### What you will do
For every record beneath this instruction, give an exact repetition, omitting images.

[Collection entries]

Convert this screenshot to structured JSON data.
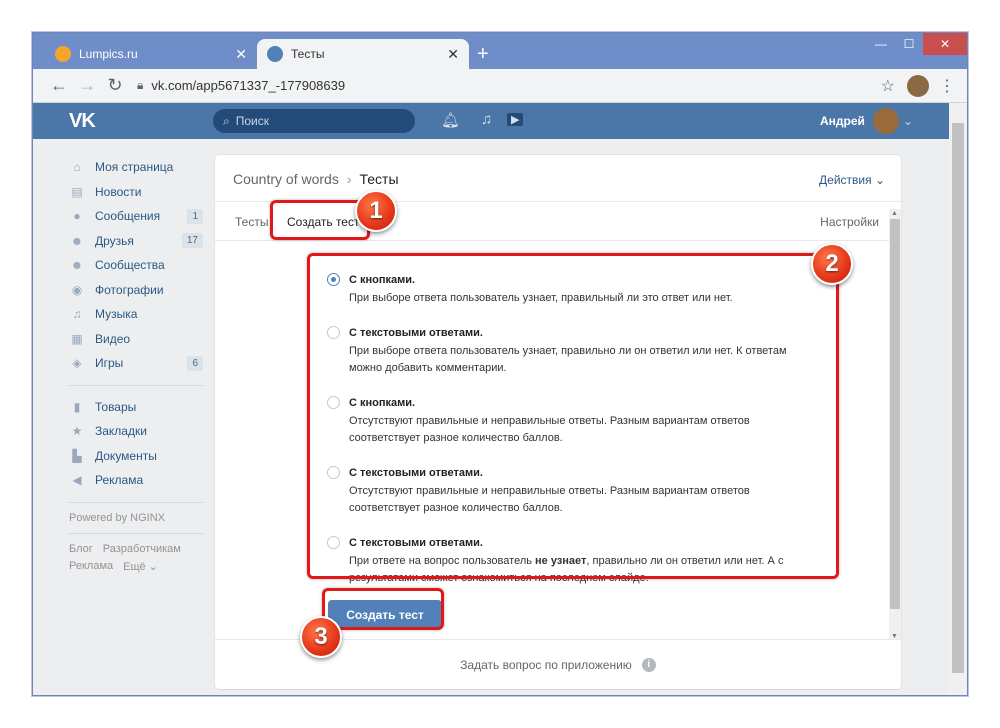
{
  "browser": {
    "tabs": [
      {
        "label": "Lumpics.ru",
        "active": false
      },
      {
        "label": "Тесты",
        "active": true
      }
    ],
    "url": "vk.com/app5671337_-177908639"
  },
  "vk": {
    "logo": "VK",
    "search_placeholder": "Поиск",
    "user_name": "Андрей"
  },
  "sidebar": {
    "items": [
      {
        "label": "Моя страница",
        "icon": "home-icon"
      },
      {
        "label": "Новости",
        "icon": "news-icon"
      },
      {
        "label": "Сообщения",
        "icon": "messages-icon",
        "badge": "1"
      },
      {
        "label": "Друзья",
        "icon": "friends-icon",
        "badge": "17"
      },
      {
        "label": "Сообщества",
        "icon": "communities-icon"
      },
      {
        "label": "Фотографии",
        "icon": "photos-icon"
      },
      {
        "label": "Музыка",
        "icon": "music-icon"
      },
      {
        "label": "Видео",
        "icon": "video-icon"
      },
      {
        "label": "Игры",
        "icon": "games-icon",
        "badge": "6"
      }
    ],
    "items2": [
      {
        "label": "Товары",
        "icon": "goods-icon"
      },
      {
        "label": "Закладки",
        "icon": "bookmarks-icon"
      },
      {
        "label": "Документы",
        "icon": "documents-icon"
      },
      {
        "label": "Реклама",
        "icon": "ads-icon"
      }
    ],
    "powered": "Powered by NGINX",
    "footer_links": [
      "Блог",
      "Разработчикам",
      "Реклама",
      "Ещё ⌄"
    ]
  },
  "content": {
    "breadcrumb_parent": "Country of words",
    "breadcrumb_current": "Тесты",
    "actions_label": "Действия ⌄",
    "tabs": [
      "Тесты",
      "Создать тест"
    ],
    "settings_label": "Настройки",
    "options": [
      {
        "title": "С кнопками.",
        "desc": "При выборе ответа пользователь узнает, правильный ли это ответ или нет.",
        "selected": true
      },
      {
        "title": "С текстовыми ответами.",
        "desc": "При выборе ответа пользователь узнает, правильно ли он ответил или нет. К ответам можно добавить комментарии.",
        "selected": false
      },
      {
        "title": "С кнопками.",
        "desc": "Отсутствуют правильные и неправильные ответы. Разным вариантам ответов соответствует разное количество баллов.",
        "selected": false
      },
      {
        "title": "С текстовыми ответами.",
        "desc": "Отсутствуют правильные и неправильные ответы. Разным вариантам ответов соответствует разное количество баллов.",
        "selected": false
      },
      {
        "title": "С текстовыми ответами.",
        "desc_pre": "При ответе на вопрос пользователь",
        "desc_bold": "не узнает",
        "desc_post": ", правильно ли он ответил или нет. А с результатами сможет ознакомиться на последнем слайде.",
        "selected": false
      }
    ],
    "create_button": "Создать тест",
    "footer_text": "Задать вопрос по приложению"
  },
  "annotations": {
    "markers": [
      "1",
      "2",
      "3"
    ],
    "color": "#e01818"
  }
}
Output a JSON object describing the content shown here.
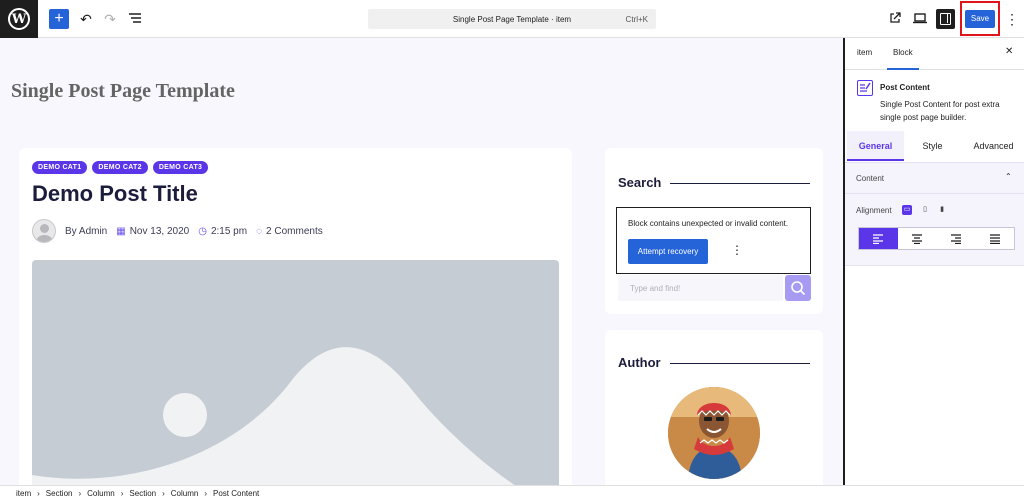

### Result
Convert this screenshot to structured JSON data.
{
  "browser": {
    "tabs": [
      {
        "label": "Lumpics.ru",
        "active": false
      },
      {
        "label": "Тесты",
        "active": true
      }
    ],
    "url": "vk.com/app5671337_-177908639"
  },
  "vk": {
    "logo": "VK",
    "search_placeholder": "Поиск",
    "user_name": "Андрей"
  },
  "sidebar": {
    "items": [
      {
        "label": "Моя страница",
        "icon": "home-icon"
      },
      {
        "label": "Новости",
        "icon": "news-icon"
      },
      {
        "label": "Сообщения",
        "icon": "messages-icon",
        "badge": "1"
      },
      {
        "label": "Друзья",
        "icon": "friends-icon",
        "badge": "17"
      },
      {
        "label": "Сообщества",
        "icon": "communities-icon"
      },
      {
        "label": "Фотографии",
        "icon": "photos-icon"
      },
      {
        "label": "Музыка",
        "icon": "music-icon"
      },
      {
        "label": "Видео",
        "icon": "video-icon"
      },
      {
        "label": "Игры",
        "icon": "games-icon",
        "badge": "6"
      }
    ],
    "items2": [
      {
        "label": "Товары",
        "icon": "goods-icon"
      },
      {
        "label": "Закладки",
        "icon": "bookmarks-icon"
      },
      {
        "label": "Документы",
        "icon": "documents-icon"
      },
      {
        "label": "Реклама",
        "icon": "ads-icon"
      }
    ],
    "powered": "Powered by NGINX",
    "footer_links": [
      "Блог",
      "Разработчикам",
      "Реклама",
      "Ещё ⌄"
    ]
  },
  "content": {
    "breadcrumb_parent": "Country of words",
    "breadcrumb_current": "Тесты",
    "actions_label": "Действия ⌄",
    "tabs": [
      "Тесты",
      "Создать тест"
    ],
    "settings_label": "Настройки",
    "options": [
      {
        "title": "С кнопками.",
        "desc": "При выборе ответа пользователь узнает, правильный ли это ответ или нет.",
        "selected": true
      },
      {
        "title": "С текстовыми ответами.",
        "desc": "При выборе ответа пользователь узнает, правильно ли он ответил или нет. К ответам можно добавить комментарии.",
        "selected": false
      },
      {
        "title": "С кнопками.",
        "desc": "Отсутствуют правильные и неправильные ответы. Разным вариантам ответов соответствует разное количество баллов.",
        "selected": false
      },
      {
        "title": "С текстовыми ответами.",
        "desc": "Отсутствуют правильные и неправильные ответы. Разным вариантам ответов соответствует разное количество баллов.",
        "selected": false
      },
      {
        "title": "С текстовыми ответами.",
        "desc_pre": "При ответе на вопрос пользователь",
        "desc_bold": "не узнает",
        "desc_post": ", правильно ли он ответил или нет. А с результатами сможет ознакомиться на последнем слайде.",
        "selected": false
      }
    ],
    "create_button": "Создать тест",
    "footer_text": "Задать вопрос по приложению"
  },
  "annotations": {
    "markers": [
      "1",
      "2",
      "3"
    ],
    "color": "#e01818"
  }
}
Output a JSON object describing the content shown here.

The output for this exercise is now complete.